Compare this to a press pot where the grounds & dust remain suspended in a slurry underneath the plunger. When pouring a cup the grounds aren’t compacted enough to form a filter bed and the metal screen certainly isn’t going to stop them.
There’s a strong analogy between this and a lauter tun (this is a beer site afterall). The brewer takes care to form a good filter bed for the lautering process and the grain does most of the work keeping the wort clean.
Recently I picked up a gasketed Cory vacuum coffee pot off of eBay. It was “new” in box which was labled “Regent Range”, model DKG-S. It came with the standard Cory glass filter rod not the “new” one. The top half is model DRU while the bottom is model DRL.
The gasket was in good shape for a 50 year old piece of rubber; in fact it will had its brown wax paper wrapper. It was still pliable but not soft enough to seal well, it would not hold a seal during either phase of brewing. I was able to shove the top down into the bottom but it would soon pop back up after getting warm. Letting the gasket sit in boiling water for a while only temporarily made it softer. Eventually I used the transmission leak stop method on the gasket with good results. My bottle cost $2 at Farm & Fleet. As long as the gasket is dry it will stay put after shoved into the bottom during both phases. If the gasket is wet however it does tend to pop back out. The leak stop fluid didn’t make the gasket more pliable but did make the surface a little more grippy which did the trick for me. The downside of this method is that your gasket will reek like petroleum for a week. After treating the gasket I cleaned it with Goo-Gone and then cleaned in dishwater but it will smelled very strongly. The first pot of coffee I made with it definitely smelled like petroleum. It’s been a week now and I don’t smell the petrols anymore, but the gasket itself still does have a distinct smell. I do wish I knew of a better way to recondition these things.

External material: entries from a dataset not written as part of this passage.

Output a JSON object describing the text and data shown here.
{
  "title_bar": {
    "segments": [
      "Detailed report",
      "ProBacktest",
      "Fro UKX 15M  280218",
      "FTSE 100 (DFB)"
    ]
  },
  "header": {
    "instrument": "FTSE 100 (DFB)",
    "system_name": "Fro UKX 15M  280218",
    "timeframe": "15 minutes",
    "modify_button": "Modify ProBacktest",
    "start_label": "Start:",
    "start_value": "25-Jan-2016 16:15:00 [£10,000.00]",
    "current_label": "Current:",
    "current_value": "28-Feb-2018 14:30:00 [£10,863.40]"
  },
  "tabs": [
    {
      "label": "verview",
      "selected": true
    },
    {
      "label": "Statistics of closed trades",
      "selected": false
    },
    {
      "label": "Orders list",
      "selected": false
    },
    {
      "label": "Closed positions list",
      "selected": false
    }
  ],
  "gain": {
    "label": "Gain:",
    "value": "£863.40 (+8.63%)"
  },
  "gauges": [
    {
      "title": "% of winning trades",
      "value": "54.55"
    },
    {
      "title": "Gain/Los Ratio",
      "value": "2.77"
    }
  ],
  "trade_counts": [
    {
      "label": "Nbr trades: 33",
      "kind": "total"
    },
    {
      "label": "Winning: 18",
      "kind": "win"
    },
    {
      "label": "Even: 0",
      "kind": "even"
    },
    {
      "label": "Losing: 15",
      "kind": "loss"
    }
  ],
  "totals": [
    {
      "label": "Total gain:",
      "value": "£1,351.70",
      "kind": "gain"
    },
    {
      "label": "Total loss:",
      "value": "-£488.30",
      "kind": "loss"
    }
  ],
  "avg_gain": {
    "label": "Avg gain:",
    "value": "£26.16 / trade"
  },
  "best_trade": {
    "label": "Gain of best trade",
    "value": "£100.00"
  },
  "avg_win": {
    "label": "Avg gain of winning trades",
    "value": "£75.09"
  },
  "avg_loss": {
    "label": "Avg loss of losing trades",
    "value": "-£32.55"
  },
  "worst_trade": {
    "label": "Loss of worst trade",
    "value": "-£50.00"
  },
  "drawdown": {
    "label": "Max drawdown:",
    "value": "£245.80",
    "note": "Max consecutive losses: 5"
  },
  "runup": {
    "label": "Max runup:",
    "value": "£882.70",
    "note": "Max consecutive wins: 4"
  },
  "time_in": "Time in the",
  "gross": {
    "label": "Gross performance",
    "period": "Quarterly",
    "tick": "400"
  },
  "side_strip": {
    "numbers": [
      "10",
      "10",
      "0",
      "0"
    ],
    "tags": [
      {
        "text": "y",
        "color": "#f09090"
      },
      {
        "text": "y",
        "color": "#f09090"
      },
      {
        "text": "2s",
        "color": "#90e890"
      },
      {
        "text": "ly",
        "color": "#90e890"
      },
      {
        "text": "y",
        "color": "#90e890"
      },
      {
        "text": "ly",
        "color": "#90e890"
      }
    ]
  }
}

The second thing I did to the pot was to extend the dip tube. Out of the box the tube leaves a 1″ gap to the bottom of the carafe which in my opinion leaves far too much water, diluting the coffee. The first pot I made tasted terrible because of all the water, very thin and sour. I make 16oz batches so the ratio of coffee to water is fairly high. To fix this I used a short length of 3/4″ ID vinyl tubing and a stainless steel hose clamp to extend the tube. The extender leaves about a 1/8″ gap which results in just a few ounces of dilution water. I do take care to use a very low flame during the steeping phase because flame on dry glass will crack it. I keep the flame just big enough to keep the bubbling going.
My procedure for using my vacuum pot is:
Set aside top half with gasket
Boil water in tea kettle, add to carafe
The kettle is simply faster to heat water than the carafe
Apply heat to the carafe and let the water heat up to 205F
Add grounds to top half and insert, it will start filling right away
Start timer for 4 minutes
Occasionally stir in the floating grounds
Remove from heat
I keep the bowl off of base because it will fill while the water is too cold to properly brew coffee. With the water naturally rising the grounds/water mixture starts at 178F. With the water at 205F the slurry winds up at 195F. I use a steeping time of 4 minutes simply because that’s how long I go with my french press.
overall I like my Cory vacuum pot. It makes a much cleaner cup than my press and looks nice. However the dip tube length is a pretty serious design flaw; who wants diluted coffee? When the gasket seals well the kickdown is very fast and vigorous.